Also during the Tang Dynasty, tea spread to Japan by Japanese priests studying in China. Similar to the Chinese adoption of tea, tea was first consumed by priests and the rich for its medicinal properties. Tea is often associated with Zen Buddhism in Japan because priests drank tea to stay awake and meditate. Soon, the Buddhists developed the Japanese Tea Ceremony for sharing tea in a sacred, spiritual manner. The Emperor of Japan enjoyed tea very much and imported tea seeds from China to be planted in Japan, making tea available to more people.
Tea finally arrived in England during the 17th century when King Charles II married a Portuguese princess, Catherine of Braganza. The Queen made tea the drink of royalty and soon tea became a popular import to Britain via the East India Company. Afternoon tea or tea parties became a common way for aristocratic society to drink tea. Though tea was regularly imported to Britain, the taxes were so high that smugglers would get and sell tea illegally for those that could not afford it. In attempts to turn profits during the tea smuggling period, the East India Company began exporting the tea to America. The American tea was also taxed heavily and contributed to the cause of the Boston Tea Party.

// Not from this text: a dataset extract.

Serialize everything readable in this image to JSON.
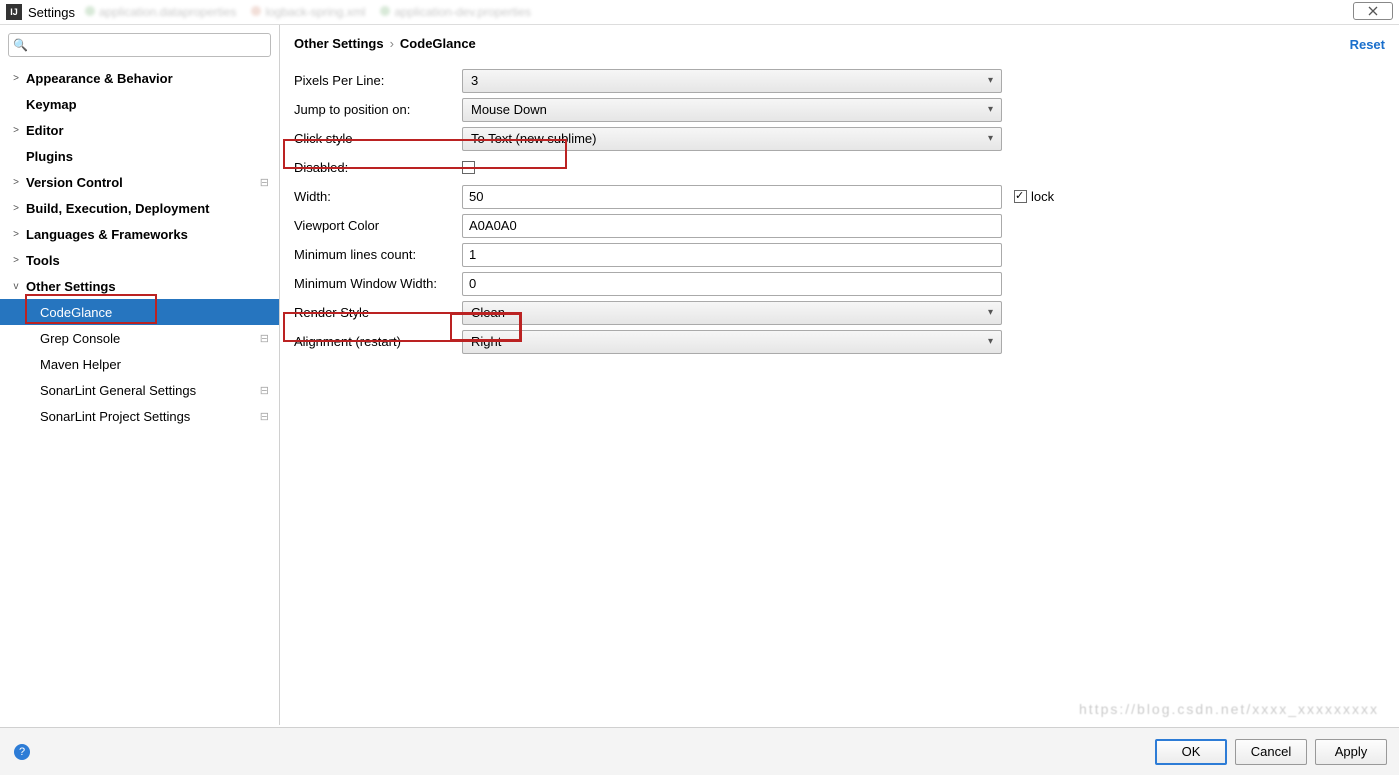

Want to know more about the history of tea? Read about the discovery of tea in China and the detailed accounts of how tea came to England and tea’s arrival to America. Understand modern day tea drinking and the tea products and teas used today.